From Juliana Taiwo-Obalonye, Abuja
President Muhammadu Buhari has said that Nigeria joined the Economic Community of West African State (ECOWAS) to oust Gambian former President Yahya Jammeh, who had refused to accept results of election he lost in 2016, adding it was the least the country could do in leading an onslaught against the sit-tight President.
The President spoke Thursday at State House, Abuja, while receiving President of the Republic of The Gambia, Adama Barrow, who was on a courtesy visit.
According to a statement issued by his Special Adviser on Media and Publicity, Femi Adesina, Buhari said: “We cannot stop educating people that they are doing themselves a lot of favour when they do the right things in a democracy.”
The President added: “The future of our countries lies in our hands. We must respect our people, and appreciate their support. And when the people do the right things, they do themselves a lot of favour.”
On Jammeh’s ouster, Buhari recalled: “I was in Gambia physically at least two times. It was the least we could do to stabilize the region. We’ve accepted multi-party democracy, and we must comply with its tenets. By supporting you, we were supporting ECOWAS. We are dealing with our own troubles here, but we will continue to support you bilaterally, and through ECOWAS.”
As The Gambia goes to the polls next year, the President Buhari pledged Nigeria’s support in different ways possible.
President Barrow said his visit was actually to say thank you to Nigeria once again for its multifarious helps, noting that the support had been unflinching since he got to office in 2017.
“You have given us technical support in the Ministry of Education, in Ministry of Justice, and in many other areas. We are grateful,” the Gambian President said.
He disclosed that The Gambia was recovering from 22 years of dictatorship, security problems, lack of infrastructure, and a parlous economy. A Truth and Reconciliation Commission was also sitting, to redress injustices of the past, and heal the injuries.

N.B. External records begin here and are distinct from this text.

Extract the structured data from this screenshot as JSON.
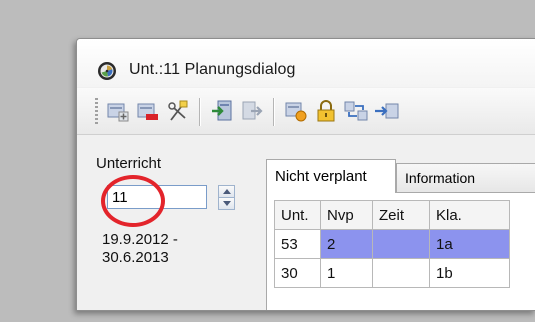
{
  "window": {
    "title": "Unt.:11  Planungsdialog",
    "app_icon": "clock-icon"
  },
  "toolbar": {
    "buttons": [
      {
        "name": "new-lesson-icon"
      },
      {
        "name": "delete-lesson-icon"
      },
      {
        "name": "split-lesson-icon"
      },
      {
        "name": "import-icon"
      },
      {
        "name": "export-icon"
      },
      {
        "name": "edit-lesson-icon"
      },
      {
        "name": "lock-icon"
      },
      {
        "name": "swap-icon"
      },
      {
        "name": "move-icon"
      }
    ]
  },
  "lesson_panel": {
    "label": "Unterricht",
    "lesson_number": "11",
    "date_from": "19.9.2012 -",
    "date_to": "30.6.2013",
    "highlight_color": "#e3242b"
  },
  "tabs": [
    {
      "label": "Nicht verplant",
      "active": true
    },
    {
      "label": "Information",
      "active": false
    }
  ],
  "table": {
    "columns": [
      "Unt.",
      "Nvp",
      "Zeit",
      "Kla."
    ],
    "rows": [
      [
        "53",
        "2",
        "",
        "1a"
      ],
      [
        "30",
        "1",
        "",
        "1b"
      ]
    ],
    "selection_color": "#8c93ee"
  }
}
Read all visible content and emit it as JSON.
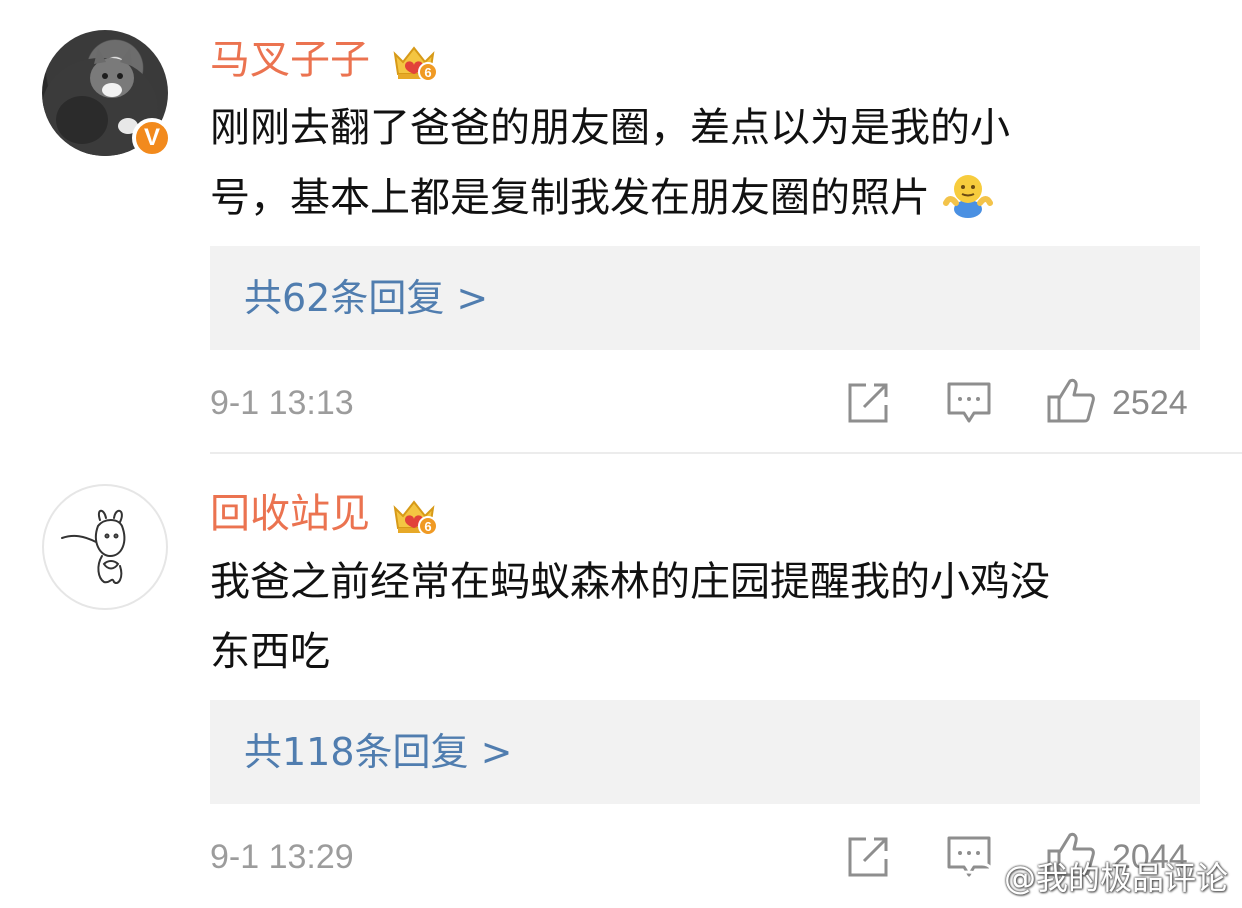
{
  "comments": [
    {
      "username": "马叉子子",
      "badge_level": "6",
      "verified_mark": "V",
      "text_lines": [
        "刚刚去翻了爸爸的朋友圈，差点以为是我的小",
        "号，基本上都是复制我发在朋友圈的照片"
      ],
      "trailing_emoji": "shrug-emoji",
      "replies_label": "共62条回复 >",
      "timestamp": "9-1 13:13",
      "likes": "2524"
    },
    {
      "username": "回收站见",
      "badge_level": "6",
      "text_lines": [
        "我爸之前经常在蚂蚁森林的庄园提醒我的小鸡没",
        "东西吃"
      ],
      "replies_label": "共118条回复 >",
      "timestamp": "9-1 13:29",
      "likes": "2044"
    }
  ],
  "watermark": "@我的极品评论",
  "icons": {
    "repost": "repost-icon",
    "comment": "comment-icon",
    "like": "thumbs-up-icon",
    "crown": "crown-badge-icon"
  },
  "colors": {
    "username": "#eb7350",
    "reply_link": "#507daf",
    "reply_box": "#f2f2f2",
    "meta_text": "#9c9c9c",
    "verified_badge": "#f28a1d"
  }
}
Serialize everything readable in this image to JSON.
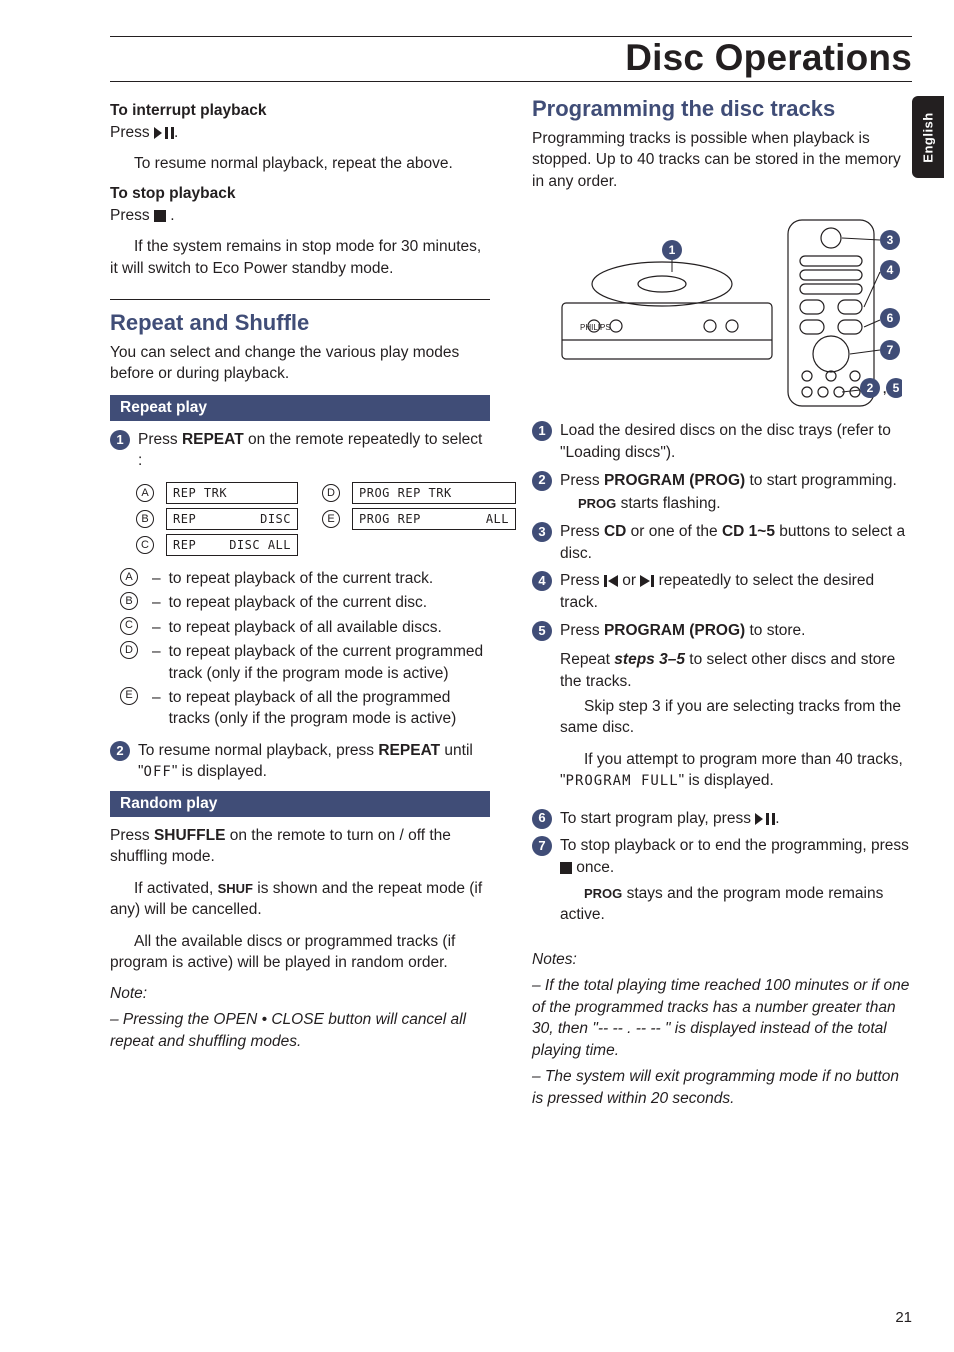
{
  "page": {
    "title": "Disc Operations",
    "lang_tab": "English",
    "number": "21"
  },
  "left": {
    "interrupt_h": "To interrupt playback",
    "interrupt_press": "Press  ",
    "interrupt_tail": ".",
    "interrupt_p2": "To resume normal playback, repeat the above.",
    "stop_h": "To stop playback",
    "stop_press": "Press  ",
    "stop_tail": " .",
    "stop_p2": "If the system remains in stop mode for 30 minutes, it will switch to Eco Power standby mode.",
    "rs_h": "Repeat and Shuffle",
    "rs_intro": "You can select and change the various play modes before or during playback.",
    "repeat_bar": "Repeat play",
    "repeat_step1_a": "Press ",
    "repeat_step1_b": "REPEAT",
    "repeat_step1_c": " on the remote repeatedly to select :",
    "disp": {
      "A": "REP TRK",
      "B_l": "REP",
      "B_r": "DISC",
      "C_l": "REP",
      "C_r": "DISC ALL",
      "D": "PROG  REP TRK",
      "E_l": "PROG  REP",
      "E_r": "ALL"
    },
    "opts": {
      "A": "to repeat playback of the current track.",
      "B": "to repeat playback of the current disc.",
      "C": "to repeat playback of all available discs.",
      "D": "to repeat playback of the current programmed track (only if the program mode is active)",
      "E": "to repeat playback of all the programmed tracks (only if the program mode is active)"
    },
    "repeat_step2_a": "To resume normal playback, press ",
    "repeat_step2_b": "REPEAT",
    "repeat_step2_c": " until \"",
    "repeat_step2_seg": "OFF",
    "repeat_step2_d": "\" is displayed.",
    "random_bar": "Random play",
    "random_p1_a": "Press ",
    "random_p1_b": "SHUFFLE",
    "random_p1_c": " on the remote to turn on / off the shuffling mode.",
    "random_p2_a": "If activated, ",
    "random_p2_sc": "SHUF",
    "random_p2_b": " is shown and the repeat mode (if any) will be cancelled.",
    "random_p3": "All the available discs or programmed tracks (if program is active) will be played in random order.",
    "note_h": "Note:",
    "note_1": "–   Pressing the OPEN • CLOSE button will cancel all repeat and shuffling modes."
  },
  "right": {
    "prog_h": "Programming the disc tracks",
    "prog_intro": "Programming tracks is possible when playback is stopped. Up to 40 tracks can be stored in the memory in any order.",
    "s1_a": "Load the desired discs on the disc trays (refer to \"",
    "s1_b": "Loading discs",
    "s1_c": "\").",
    "s2_a": "Press ",
    "s2_b": "PROGRAM (PROG)",
    "s2_c": " to start programming.",
    "s2_sub_sc": "PROG",
    "s2_sub": " starts flashing.",
    "s3_a": "Press ",
    "s3_b": "CD",
    "s3_c": " or one of the ",
    "s3_d": "CD 1~5",
    "s3_e": " buttons to select a disc.",
    "s4_a": "Press  ",
    "s4_b": "  or  ",
    "s4_c": "  repeatedly to select the desired track.",
    "s5_a": "Press ",
    "s5_b": "PROGRAM (PROG)",
    "s5_c": " to store.",
    "s5_p2_a": "Repeat ",
    "s5_p2_b": "steps 3–5",
    "s5_p2_c": " to select other discs and store the tracks.",
    "s5_p3": "Skip step 3 if you are selecting tracks from the same disc.",
    "s5_p4_a": "If you attempt to program more than 40 tracks, \"",
    "s5_p4_seg": "PROGRAM  FULL",
    "s5_p4_b": "\" is displayed.",
    "s6_a": "To start program play, press  ",
    "s6_b": ".",
    "s7_a": "To stop playback or to end the programming, press  ",
    "s7_b": "  once.",
    "s7_sub_sc": "PROG",
    "s7_sub": " stays and the program mode remains active.",
    "notes_h": "Notes:",
    "note_1": "–   If the total playing time reached 100 minutes or if one of the programmed tracks has a number greater than 30, then \"-- -- . -- -- \" is displayed instead of the total playing time.",
    "note_2": "–   The system will exit programming mode if no button is pressed within 20 seconds."
  }
}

Going forward, President Barrow said his country still needed Nigeria’s stabilizing force, “as things would have been very difficult for us without the invaluable support you gave.”